Digitization is happening faster than ever. The term New Work is used everywhere. The same applies to the life science industry. Workplaces and working conditions are being redesigned and rethought. According to a recent Deloitte study with more than 12,000 surveyed experts in over 90 countries, one-third of all executives say that digital transformation has made a significant push.
This push is visible in many processes and workflows. In the life science industry, digitization is also influencing the distribution of roles between the pharmaceutical industry and medical technology. The influence extends to interaction with the end customer. Experts see challenges in this, but also opportunities for the future.
Opportunities of digital transformation
With the digital transformation, new innovations are constantly appearing. Old technologies are improved or new ones are added. Terms such as machine or deep learning are appearing more and more frequently. Artificial intelligence is no longer just a science fiction idea. The McKinsey Global Institute examined logistical processes in the life science sector and came to the conclusion that 80 percent alone can be automated with the help of machine learning. But what does that mean?
Machine and Deep Learning
Machine Learning (ML) is a subfield of artificial intelligence(AI). Algorithms recognize patterns and regularities in data sets and develop solutions from them. Deep Learning (DL) is a method of information processing and a subarea of Machine Learning.
The decisive difference lies in whether or how humans intervene in the learning process: In machine learning, humans intervene in the analysis of the data and the actual decision-making process. In contrast, deep learning models are able to learn on their own. This happens by the systems repeatedly linking what they have learned with new content. In this way, they learn again. Humans do not intervene in this learning process; the analysis is left to the machine.
The potential of Machine and Deep Learning

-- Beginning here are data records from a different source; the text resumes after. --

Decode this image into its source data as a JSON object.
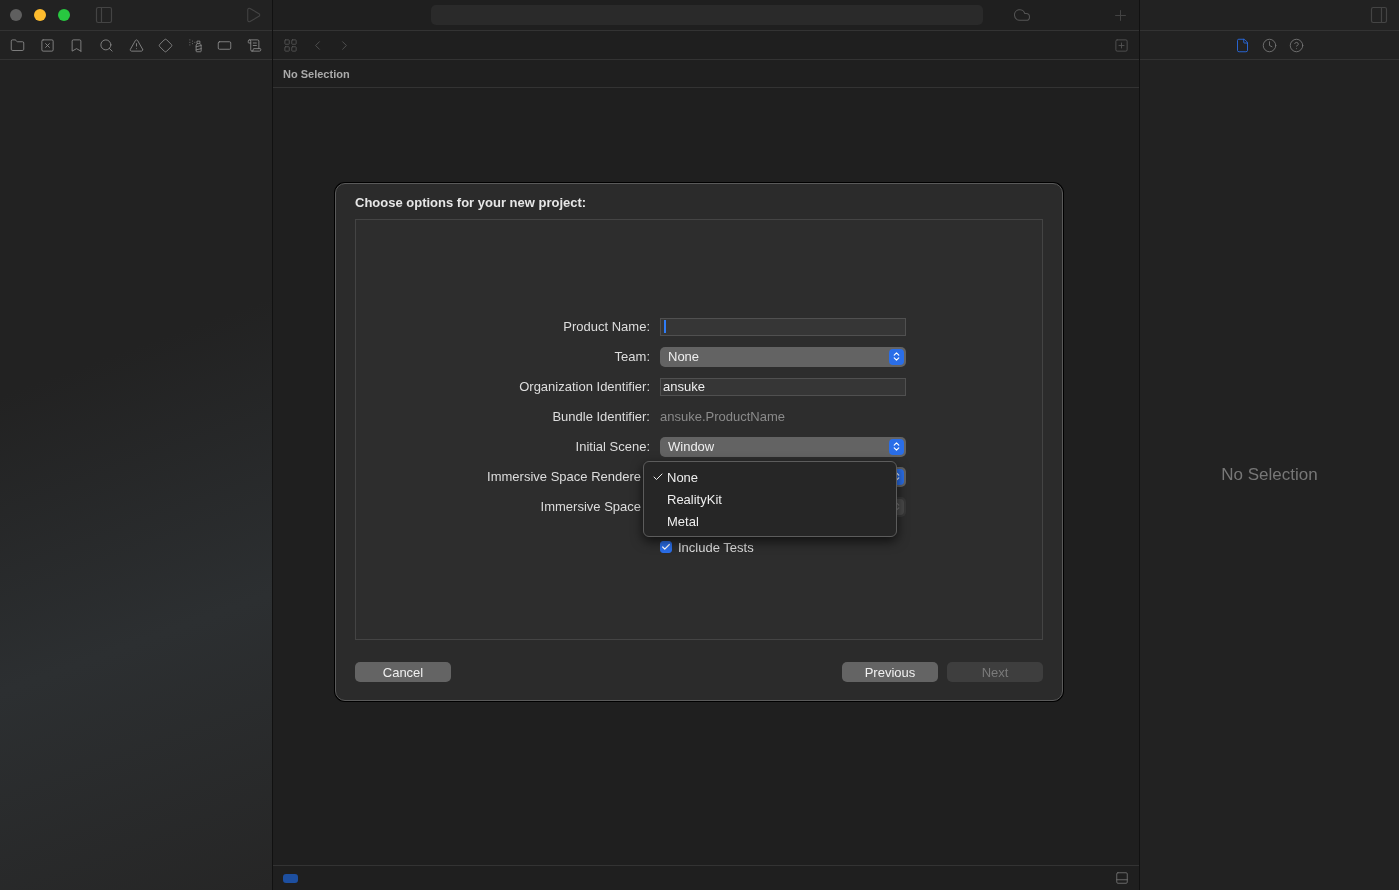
{
  "editor": {
    "breadcrumb": "No Selection"
  },
  "inspector": {
    "placeholder": "No Selection"
  },
  "dialog": {
    "title": "Choose options for your new project:",
    "fields": [
      {
        "kind": "text",
        "label": "Product Name:",
        "focused": true
      },
      {
        "kind": "popup",
        "label": "Team:",
        "value": "None",
        "disabled": false
      },
      {
        "kind": "text",
        "label": "Organization Identifier:",
        "value": "ansuke",
        "focused": false
      },
      {
        "kind": "static",
        "label": "Bundle Identifier:",
        "value": "ansuke.ProductName"
      },
      {
        "kind": "popup",
        "label": "Initial Scene:",
        "value": "Window",
        "disabled": false
      },
      {
        "kind": "popup",
        "label": "Immersive Space Rendere",
        "disabled": false,
        "covered": true
      },
      {
        "kind": "popup",
        "label": "Immersive Space",
        "disabled": true,
        "covered": true
      },
      {
        "kind": "checkbox",
        "label": "Include Tests",
        "checked": true
      }
    ],
    "menu": [
      {
        "label": "None",
        "selected": true
      },
      {
        "label": "RealityKit",
        "selected": false
      },
      {
        "label": "Metal",
        "selected": false
      }
    ],
    "buttons": [
      {
        "label": "Cancel",
        "disabled": false
      },
      {
        "label": "Previous",
        "disabled": false
      },
      {
        "label": "Next",
        "disabled": true
      }
    ]
  }
}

Machine and Deep Learning bring enormous application possibilities for the life sciences. They hold the potential to revolutionize the way businesses operate. But not only that. Machine and Deep Learning can be used to manufacture, distribute or research products. Ergo, it can be used to create entirely new products that could not be manufactured in the past.
This is just a small part of what artificial intelligence (AI) can achieve in life science. It gets particularly interesting when AI helps analyze huge data sets from clinical trials, health records and genetic profiles. The first use of AI technologies in healthcare showed a cost reduction of an incredible 50 percent. At the same time, AI improved patient outcomes by more than 50 percent.
But in order to benefit from digital transformation, companies need to get to grips with the issue. This includes familiarizing themselves with cloud work, dealing with data storage, and acquiring knowledge about IT security. This in turn costs resources. Companies should consult appropriate experts and integrate them into the company on a project basis. The reason for this is the resulting consequences. According to forecasts, the healthcare system will use technology so extensively in clinical medicine that life science companies will have to ensure that aspects such as patient safety, data protection, and privacy are guaranteed.
Digital transformation is a challenge that all industries must master. Companies can meet this challenge on three levels: normative, strategic, and operational. Experts assume that only then companies can transform themselves holistically. At the same time, it is possible for companies to exploit the potential of digital technologies more easily for themselves and to stay one step ahead of the rapid pace of digitization so that they have an important competitive advantage over other companies.